Others who were at the table say the focus on legal fees is misguided. Kirk Baert, a lawyer with Toronto’s Koskie Minsky, part of the national consortium, says the final figure is far less than what the standard class action payout — three or four times the lawyers’ docketed time — would be. Besides, it was a tough fight. “If it was so easy, why didn’t all the other law firms in Canada do it?” asks Baert. “If the people who are on about the size of the legal fees can think of a better system to litigate these cases, I’d like to hear about it.”
But as long as Merchant and the feds are squabbling over his $40-million bill, legal fees — not the historic deal — will continue to make the headlines. The settlement agreement says the lawyers get paid first, then the victims, notes Merchant: “You can’t do anything else.” So residential school survivors across the country are now left guessing about when — or if — they will get their compensation cheques. “Merchant can definitely slow the deal down, but I think it’s unlikely he’ll be able to kill it,” says one Ontario lawyer involved in the process. “But the really sad part is that five survivors die every day that people hold this up.”
What’s strange is that, as aggressive as Merchant has been about protecting his firm’s residential school turf, there’s a sense that on a personal level he may not even care that much about the actual dollars and cents. Compared to many successful lawyers, he lives modestly. A shiny grey Jaguar and a taste for Hermès ties are the only evidence of high living. The recipient of the biggest payday in Canadian legal history says he has no firm plans for the money. Except that he won’t be retiring.
What really seems to matter to him is that he gets credit for the win. On a recent Monday morning, there were five rambling voicemails from Merchant waiting on my phone. Each message ran out the tape. “Much has been written favourably about me as a person. Candid, intelligent, loyal, organized, goal-organized and productive, made for television”. . . “mixed with the crusader is great determination made effective by financial capacity”. . .”I’m a brown belt in karate.” There were passing references to topless rights activists, The Rockford Files, and 18th-century liberalism. “I spoke in Arabia on a number of occasions. I was in the navy. I was co-editor of my student newspaper . . . I have a lifetime record of 102 wins and two losses as a debater.” In one message, Merchant listed his five Supreme Court appearances in declining order of importance. “There’s a theme here of what matters to me as an individual.” Each voicemail picked up where the last had left off, often in mid-sentence.
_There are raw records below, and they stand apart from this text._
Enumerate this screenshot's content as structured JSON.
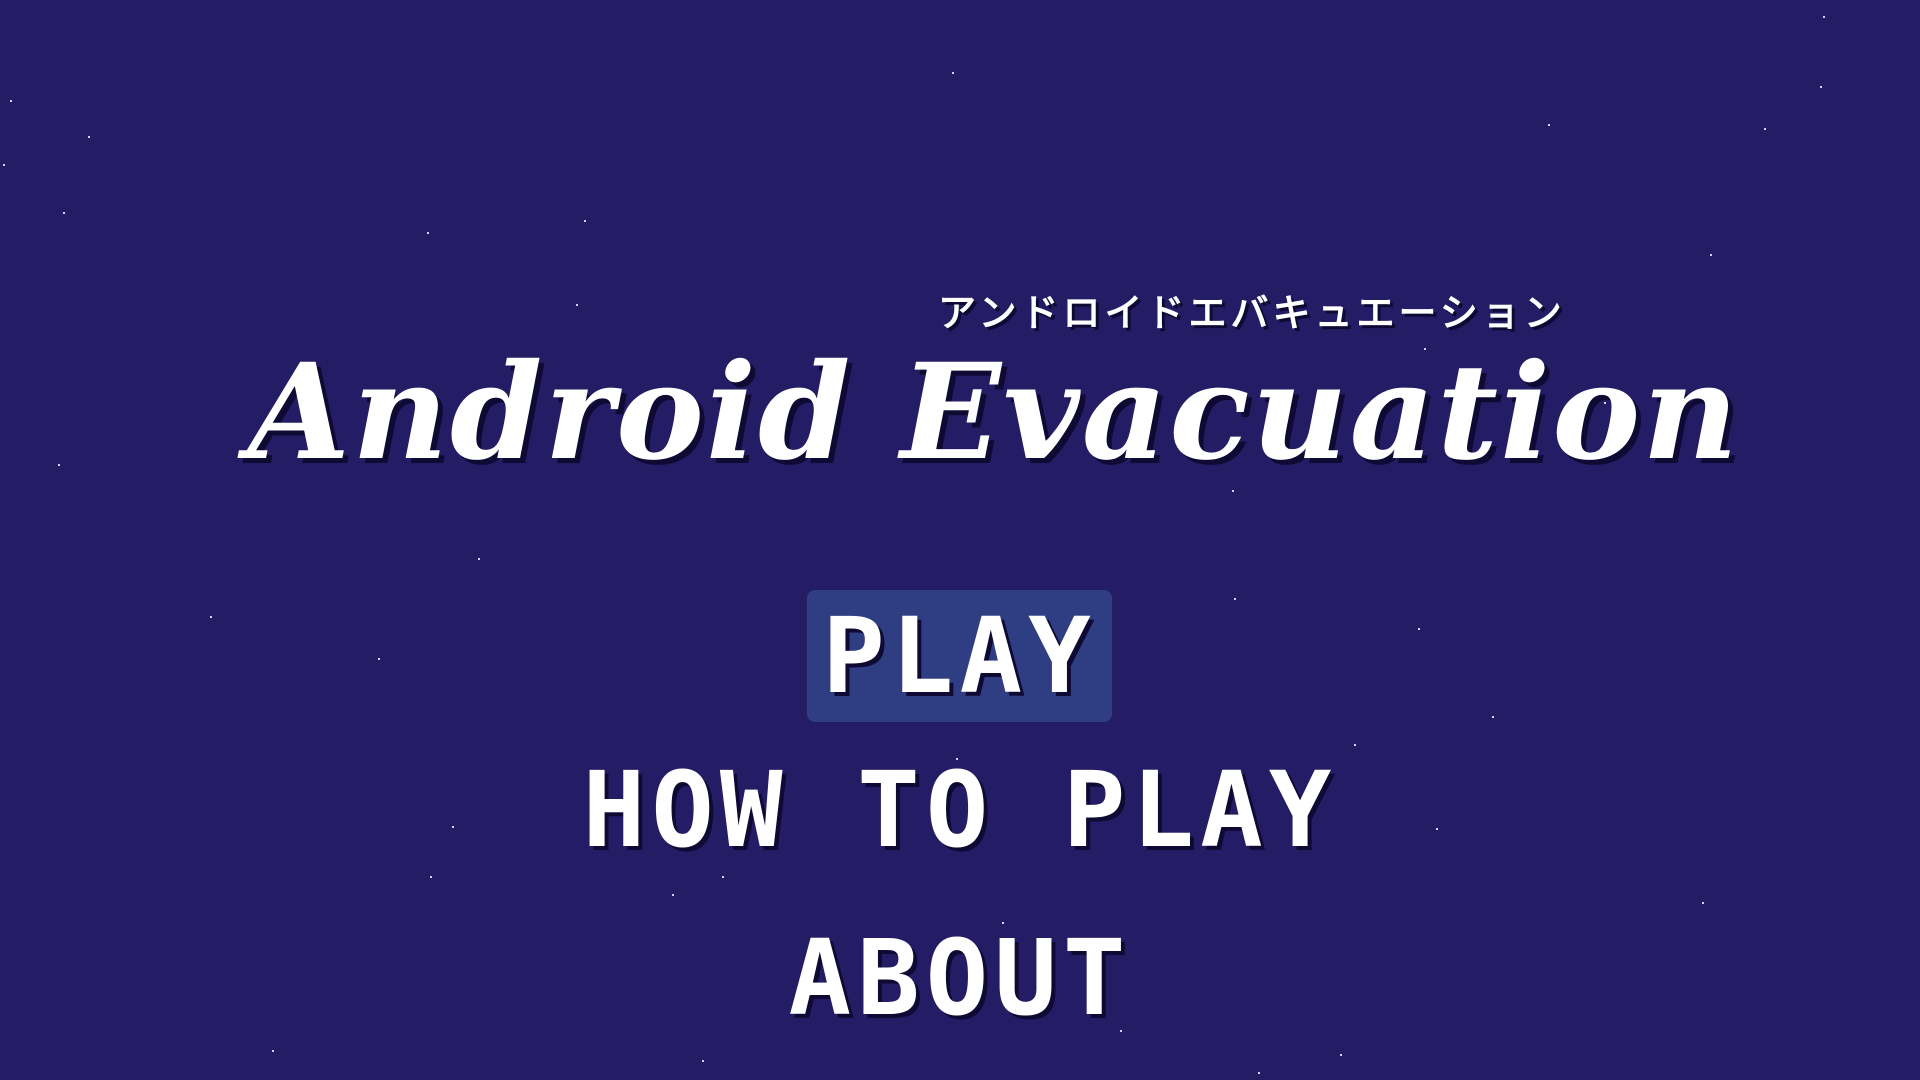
{
  "game": {
    "subtitle_jp": "アンドロイドエバキュエーション",
    "title": "Android Evacuation"
  },
  "menu": {
    "play": "PLAY",
    "how_to_play": "HOW TO PLAY",
    "about": "ABOUT",
    "selected": "PLAY"
  },
  "colors": {
    "background": "#241c64",
    "selected_highlight": "#2f3d82",
    "text": "#ffffff"
  }
}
One seamless, if extremely odd, 10-minute statement of principles. The clock on the phone showed the messages had been left hours apart, over the course of three days.